------ INPUT DATA
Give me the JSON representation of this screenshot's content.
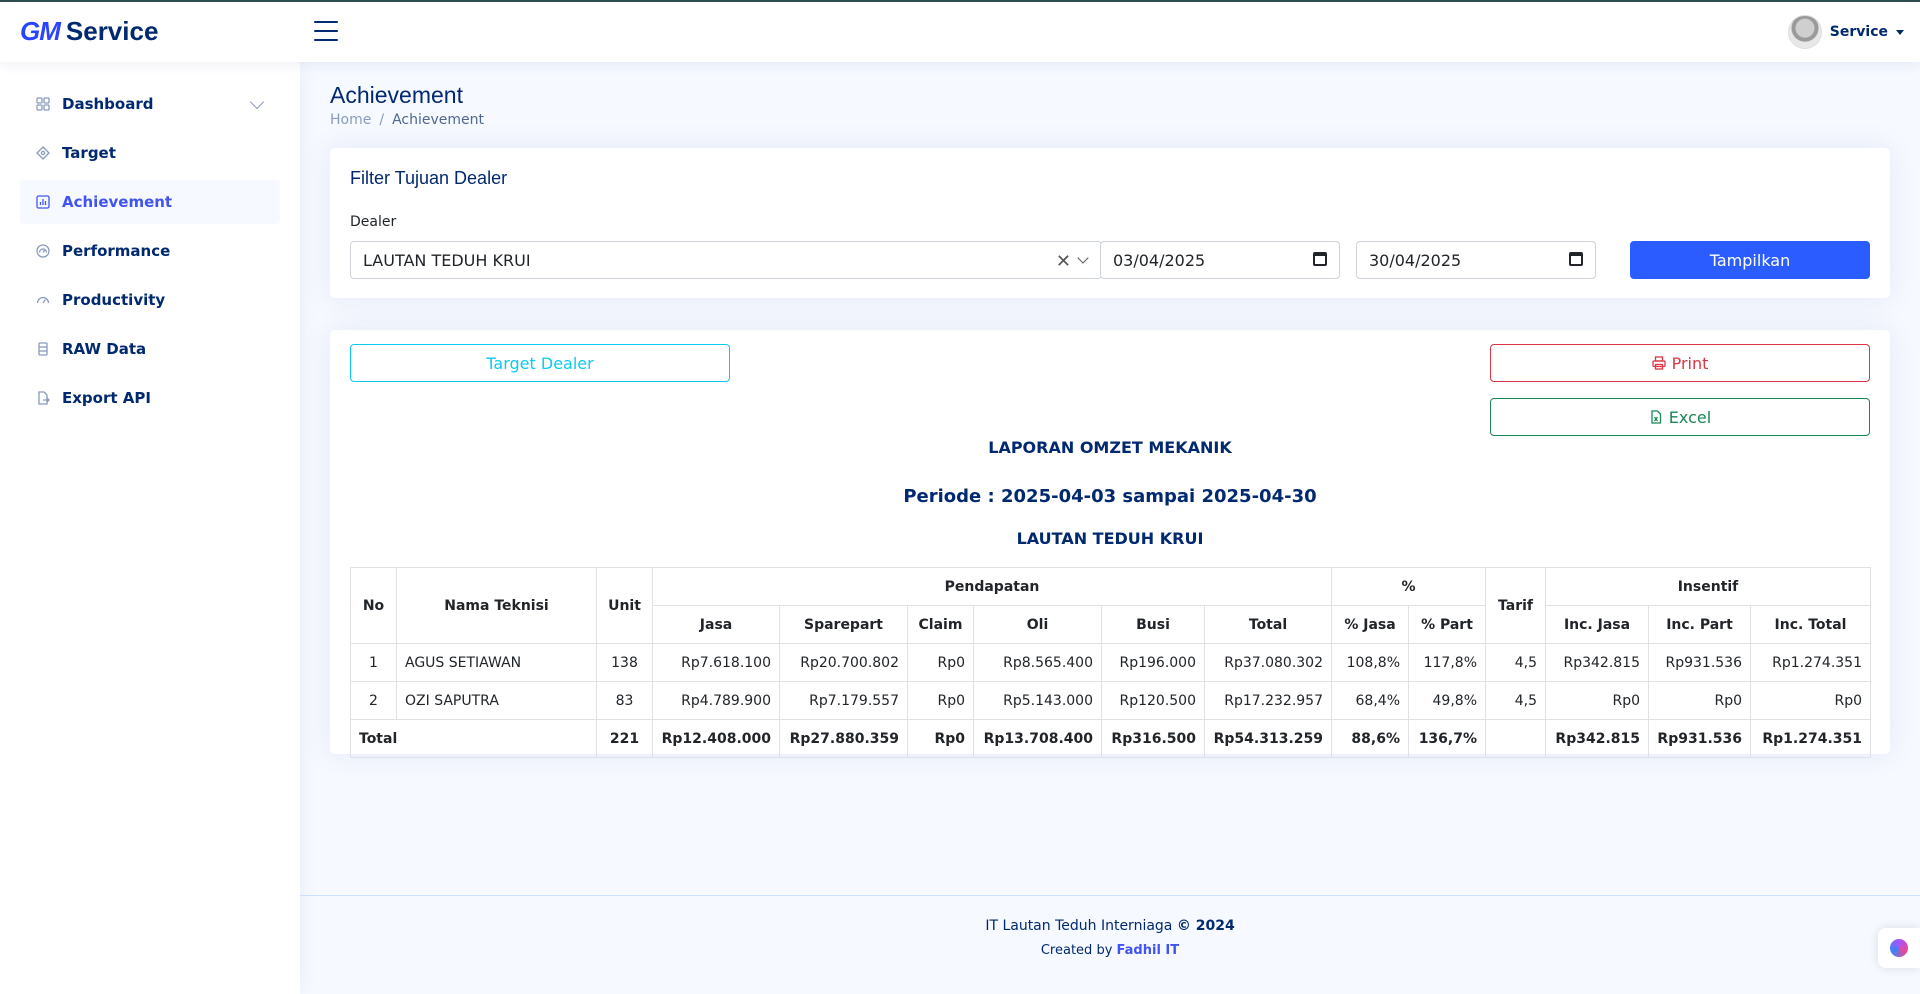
{
  "app": {
    "brand_prefix": "GM",
    "brand_name": "Service",
    "user_name": "Service"
  },
  "sidebar": {
    "items": [
      {
        "label": "Dashboard",
        "icon": "grid-icon",
        "has_chevron": true
      },
      {
        "label": "Target",
        "icon": "target-icon"
      },
      {
        "label": "Achievement",
        "icon": "bar-chart-icon",
        "active": true
      },
      {
        "label": "Performance",
        "icon": "speedometer-icon"
      },
      {
        "label": "Productivity",
        "icon": "gauge-icon"
      },
      {
        "label": "RAW Data",
        "icon": "database-icon"
      },
      {
        "label": "Export API",
        "icon": "file-export-icon"
      }
    ]
  },
  "page": {
    "title": "Achievement",
    "breadcrumb": [
      "Home",
      "/",
      "Achievement"
    ]
  },
  "filter": {
    "title": "Filter Tujuan Dealer",
    "dealer_label": "Dealer",
    "dealer_value": "LAUTAN TEDUH KRUI",
    "clear_symbol": "✕",
    "date_from": "03/04/2025",
    "date_to": "30/04/2025",
    "submit_label": "Tampilkan"
  },
  "report": {
    "target_button": "Target Dealer",
    "print_button": "Print",
    "excel_button": "Excel",
    "heading": "LAPORAN OMZET MEKANIK",
    "period": "Periode : 2025-04-03 sampai 2025-04-30",
    "dealer": "LAUTAN TEDUH KRUI",
    "table": {
      "header_groups": {
        "no": "No",
        "name": "Nama Teknisi",
        "unit": "Unit",
        "pendapatan": "Pendapatan",
        "percent": "%",
        "tarif": "Tarif",
        "insentif": "Insentif"
      },
      "sub_headers": [
        "Jasa",
        "Sparepart",
        "Claim",
        "Oli",
        "Busi",
        "Total",
        "% Jasa",
        "% Part",
        "Inc. Jasa",
        "Inc. Part",
        "Inc. Total"
      ],
      "rows": [
        [
          "1",
          "AGUS SETIAWAN",
          "138",
          "Rp7.618.100",
          "Rp20.700.802",
          "Rp0",
          "Rp8.565.400",
          "Rp196.000",
          "Rp37.080.302",
          "108,8%",
          "117,8%",
          "4,5",
          "Rp342.815",
          "Rp931.536",
          "Rp1.274.351"
        ],
        [
          "2",
          "OZI SAPUTRA",
          "83",
          "Rp4.789.900",
          "Rp7.179.557",
          "Rp0",
          "Rp5.143.000",
          "Rp120.500",
          "Rp17.232.957",
          "68,4%",
          "49,8%",
          "4,5",
          "Rp0",
          "Rp0",
          "Rp0"
        ]
      ],
      "total_row": [
        "Total",
        "221",
        "Rp12.408.000",
        "Rp27.880.359",
        "Rp0",
        "Rp13.708.400",
        "Rp316.500",
        "Rp54.313.259",
        "88,6%",
        "136,7%",
        "",
        "Rp342.815",
        "Rp931.536",
        "Rp1.274.351"
      ]
    }
  },
  "footer": {
    "company": "IT Lautan Teduh Interniaga",
    "copyright": "© 2024",
    "created_by": "Created by",
    "author": "Fadhil IT"
  }
}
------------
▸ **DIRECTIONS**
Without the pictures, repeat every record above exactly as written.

▸ **RESULT OF THE TASK**
Give me the JSON representation of this screenshot's content.
{
  "app": {
    "brand_prefix": "GM",
    "brand_name": "Service",
    "user_name": "Service"
  },
  "sidebar": {
    "items": [
      {
        "label": "Dashboard",
        "icon": "grid-icon",
        "has_chevron": true
      },
      {
        "label": "Target",
        "icon": "target-icon"
      },
      {
        "label": "Achievement",
        "icon": "bar-chart-icon",
        "active": true
      },
      {
        "label": "Performance",
        "icon": "speedometer-icon"
      },
      {
        "label": "Productivity",
        "icon": "gauge-icon"
      },
      {
        "label": "RAW Data",
        "icon": "database-icon"
      },
      {
        "label": "Export API",
        "icon": "file-export-icon"
      }
    ]
  },
  "page": {
    "title": "Achievement",
    "breadcrumb": [
      "Home",
      "/",
      "Achievement"
    ]
  },
  "filter": {
    "title": "Filter Tujuan Dealer",
    "dealer_label": "Dealer",
    "dealer_value": "LAUTAN TEDUH KRUI",
    "clear_symbol": "✕",
    "date_from": "03/04/2025",
    "date_to": "30/04/2025",
    "submit_label": "Tampilkan"
  },
  "report": {
    "target_button": "Target Dealer",
    "print_button": "Print",
    "excel_button": "Excel",
    "heading": "LAPORAN OMZET MEKANIK",
    "period": "Periode : 2025-04-03 sampai 2025-04-30",
    "dealer": "LAUTAN TEDUH KRUI",
    "table": {
      "header_groups": {
        "no": "No",
        "name": "Nama Teknisi",
        "unit": "Unit",
        "pendapatan": "Pendapatan",
        "percent": "%",
        "tarif": "Tarif",
        "insentif": "Insentif"
      },
      "sub_headers": [
        "Jasa",
        "Sparepart",
        "Claim",
        "Oli",
        "Busi",
        "Total",
        "% Jasa",
        "% Part",
        "Inc. Jasa",
        "Inc. Part",
        "Inc. Total"
      ],
      "rows": [
        [
          "1",
          "AGUS SETIAWAN",
          "138",
          "Rp7.618.100",
          "Rp20.700.802",
          "Rp0",
          "Rp8.565.400",
          "Rp196.000",
          "Rp37.080.302",
          "108,8%",
          "117,8%",
          "4,5",
          "Rp342.815",
          "Rp931.536",
          "Rp1.274.351"
        ],
        [
          "2",
          "OZI SAPUTRA",
          "83",
          "Rp4.789.900",
          "Rp7.179.557",
          "Rp0",
          "Rp5.143.000",
          "Rp120.500",
          "Rp17.232.957",
          "68,4%",
          "49,8%",
          "4,5",
          "Rp0",
          "Rp0",
          "Rp0"
        ]
      ],
      "total_row": [
        "Total",
        "221",
        "Rp12.408.000",
        "Rp27.880.359",
        "Rp0",
        "Rp13.708.400",
        "Rp316.500",
        "Rp54.313.259",
        "88,6%",
        "136,7%",
        "",
        "Rp342.815",
        "Rp931.536",
        "Rp1.274.351"
      ]
    }
  },
  "footer": {
    "company": "IT Lautan Teduh Interniaga",
    "copyright": "© 2024",
    "created_by": "Created by",
    "author": "Fadhil IT"
  }
}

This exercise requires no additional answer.